If Santos and Palmeiras get through, it will be only the fourth time the Libertadores decider has been played between two clubs from the same country and the third all-Brazil final.

Boca and Santos seemed very edgy in the empty Bombonera and neither side could muster up any chances of note, although Boca’s Sebastian Villa struck the woodwork with an effort that would have been ruled-out for offside. 

The previous night, Palmeiras pulled off an unexpected emphatic victory against River, goals coming from Rony, former Milan and Shakhtar Donetsk striker Luiz Adriano and Matias Vina. Palmeiras took full advantage of River’s defensive mistakes and the home side received another blow when Jorge Carrascal was red-carded.  The result was a double blow for River, who were seconds away from retaining the cup in Lima in 2019 but conceded two late goals against Flamengo. They were determined to make-up for that heartbreaking loss.

River, arguably, had the toughest route through to the last four, overcoming Brazilians São Paulo and Athletico Paranaense as well as a quarter-final drubbing of Uruguay’s Nacional.

The Maracana will host the final on January 30 which under normal circumstances would attract a huge crowd in the stadium and across TV networks worldwide. There’s no doubt the Copa Libertadores has the potential to become a significant worldwide event that could enhance the image of South American club football and deliver multiple commercial and sporting opportunities. Until recently, it has been something of an unknown quantity to many fans in Europe. It was good to see the BBC screening the semi-finals.

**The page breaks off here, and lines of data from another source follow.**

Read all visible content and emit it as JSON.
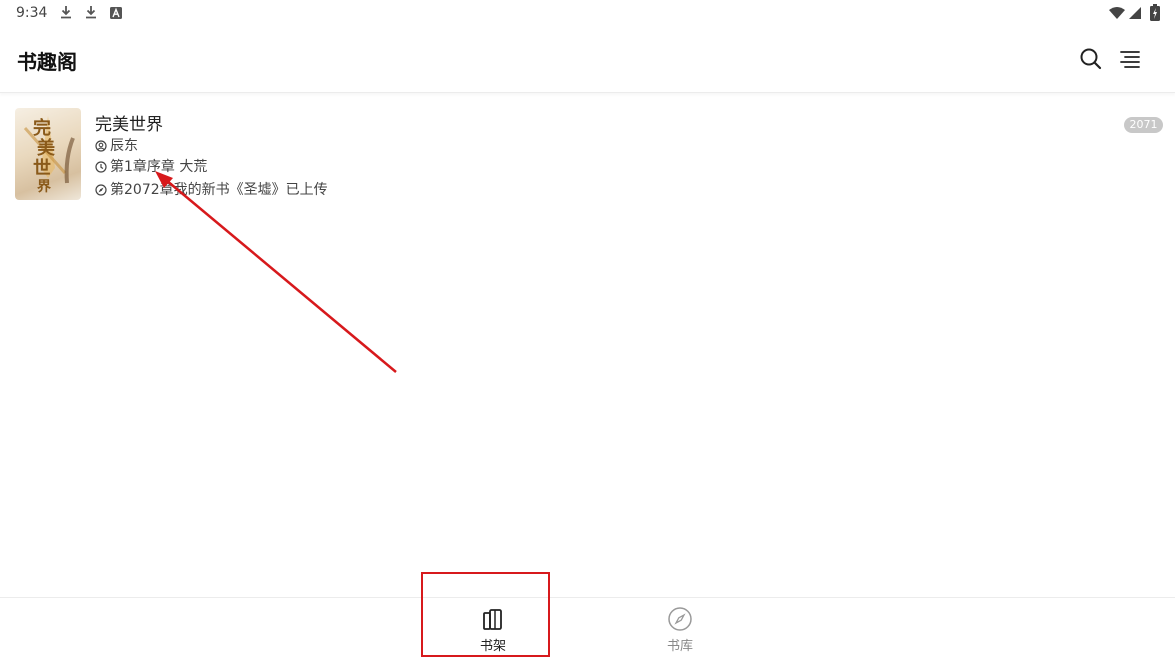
{
  "status_bar": {
    "time": "9:34",
    "left_icons": [
      "download-icon",
      "download-icon",
      "a-box-icon"
    ],
    "right_icons": [
      "wifi-icon",
      "signal-icon",
      "battery-icon"
    ]
  },
  "app_bar": {
    "title": "书趣阁",
    "actions": [
      "search-icon",
      "menu-icon"
    ]
  },
  "bookshelf": {
    "books": [
      {
        "title": "完美世界",
        "author": "辰东",
        "last_read": "第1章序章 大荒",
        "latest_chapter": "第2072章我的新书《圣墟》已上传",
        "badge": "2071",
        "cover_text": "完美世界"
      }
    ]
  },
  "bottom_nav": {
    "items": [
      {
        "label": "书架",
        "icon": "bookshelf-icon",
        "active": true
      },
      {
        "label": "书库",
        "icon": "compass-icon",
        "active": false
      }
    ]
  },
  "colors": {
    "active": "#222222",
    "inactive": "#888888",
    "annotation": "#d7191c",
    "badge": "#c8c8c8"
  }
}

There is a significant hurdle to overcome, however, caused by making the final a one-off game. Fans from the participating clubs may not have the opportunity to see their team in action due to financial restrictions, hence a lot of people are in favour of retaining the two-legged final format.

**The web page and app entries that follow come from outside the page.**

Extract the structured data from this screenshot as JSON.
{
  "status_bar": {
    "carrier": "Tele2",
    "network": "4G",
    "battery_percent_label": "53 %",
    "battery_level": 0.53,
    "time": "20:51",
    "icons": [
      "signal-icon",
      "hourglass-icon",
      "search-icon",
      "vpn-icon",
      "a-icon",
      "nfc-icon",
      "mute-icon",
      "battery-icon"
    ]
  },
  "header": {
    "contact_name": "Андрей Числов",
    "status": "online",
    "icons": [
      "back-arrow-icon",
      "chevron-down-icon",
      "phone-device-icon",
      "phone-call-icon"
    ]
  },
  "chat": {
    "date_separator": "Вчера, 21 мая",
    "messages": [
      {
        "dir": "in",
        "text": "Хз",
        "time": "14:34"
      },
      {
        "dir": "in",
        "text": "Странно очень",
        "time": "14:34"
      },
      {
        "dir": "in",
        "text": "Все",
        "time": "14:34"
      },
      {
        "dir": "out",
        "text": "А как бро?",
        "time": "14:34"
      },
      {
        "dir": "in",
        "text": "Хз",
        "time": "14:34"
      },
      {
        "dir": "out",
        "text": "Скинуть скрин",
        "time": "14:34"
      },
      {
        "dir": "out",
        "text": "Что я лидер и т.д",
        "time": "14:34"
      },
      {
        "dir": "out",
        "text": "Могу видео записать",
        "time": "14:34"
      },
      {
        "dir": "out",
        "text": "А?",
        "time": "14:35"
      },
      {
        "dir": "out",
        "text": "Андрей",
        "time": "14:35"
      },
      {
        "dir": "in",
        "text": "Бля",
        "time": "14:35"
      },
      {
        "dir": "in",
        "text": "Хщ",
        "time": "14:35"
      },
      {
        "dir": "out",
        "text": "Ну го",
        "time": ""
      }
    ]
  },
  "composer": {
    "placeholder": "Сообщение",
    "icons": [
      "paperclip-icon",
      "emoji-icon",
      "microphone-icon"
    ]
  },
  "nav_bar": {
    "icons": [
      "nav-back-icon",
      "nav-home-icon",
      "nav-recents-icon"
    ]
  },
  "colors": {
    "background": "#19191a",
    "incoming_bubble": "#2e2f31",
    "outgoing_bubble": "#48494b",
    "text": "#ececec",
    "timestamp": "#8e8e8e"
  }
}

The importance of South America’s contribution to world football is unequivocal. Since 2005-06, every UEFA Champions League winning team has had at least one South American in their line-up and that list is impressive: Lionel Messi, Neymar and Luis Suarez (Barcelona), Roberto Firmino (Liverpool), David Luiz (Chelsea), Marcelo (Real Madrid), Diego Milito (Inter), Philippe Coutinho and Dante (Bayern Munich) and Kaká (AC Milan). 

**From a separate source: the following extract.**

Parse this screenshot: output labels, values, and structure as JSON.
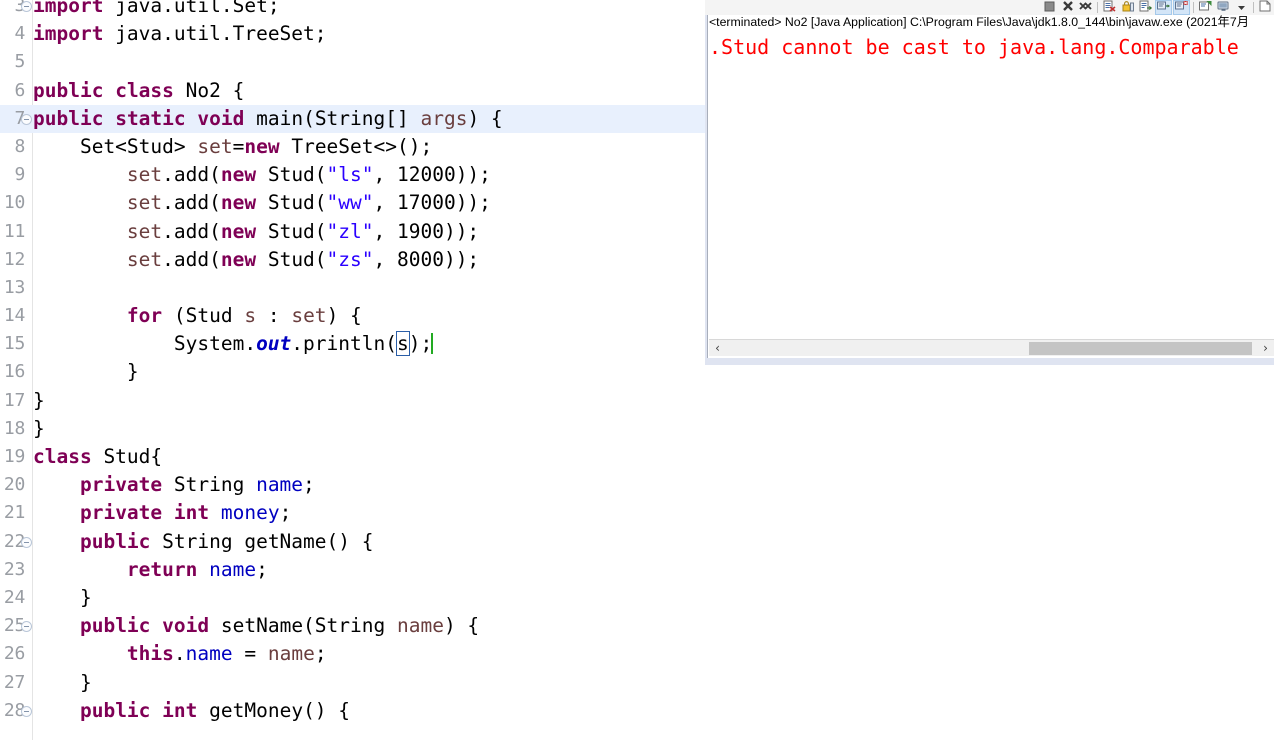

Argentinian and Brazilian players are among the most coveted in world football. According to CIES Football Observatory, there are around 1,300 Brazilians playing in top level football across major football leagues and 800-plus Argentinians. Of this year’s semi-finalists, Santos’s Kaio Jorge, an 18 year-old striker, has caught the attention of Real Madrid and is being tipped to become the “new Neymar”. River Plate have Julián Álvarez (20) who could be heading to Europe before too long.

Football cities in Latin America are among the most fanatical in the world, so the absence of fans makes for a somewhat sterile atmosphere. As the 2018 Libertadores final showed, Buenos Aires is a fermenting hotbed of football. It also highlighted that occasionally, things get out of hand, but a researcher at San Martin University, Diego Murzi, said “in Argentina, there is a football culture in which violence is legitimate, and not just by the ‘barras’ but by everyone who attends.” The popular and frequently televised image of the region’s football fans, nevertheless, is of Samba-dancing, drum-bashing, happy-go-lucky characters urging their team to play beautiful football, notably the Brazilians and their devotion to “jogo bonita”. 

The winners of the Copa Libertadores pocket US$ 12 million and go straight into the FIFA Club World Cup, joining the likes of Bayern Munich, UANL (Mexico), Ulsan Hyundai (South Korea) and Al-Ahly (Egypt). 

If River Plate are to get to Qatar, they will have to produce something monumental to overturn a three-goal deficit against Palmeiras. Dramatic turnarounds in the semi-finals in the competition are rare, although they could draw inspiration from Boca’s 2007 performance when they lost the first leg 1-3 but produced a 3-0 second leg win against Cúcuta Deportivo. Santos versus Boca is still an open tie and the lack of a passionate local crowd in São Paulo may neutralise home advantage. This game will be worth watching.

@GameofthePeople
Photo: PA Images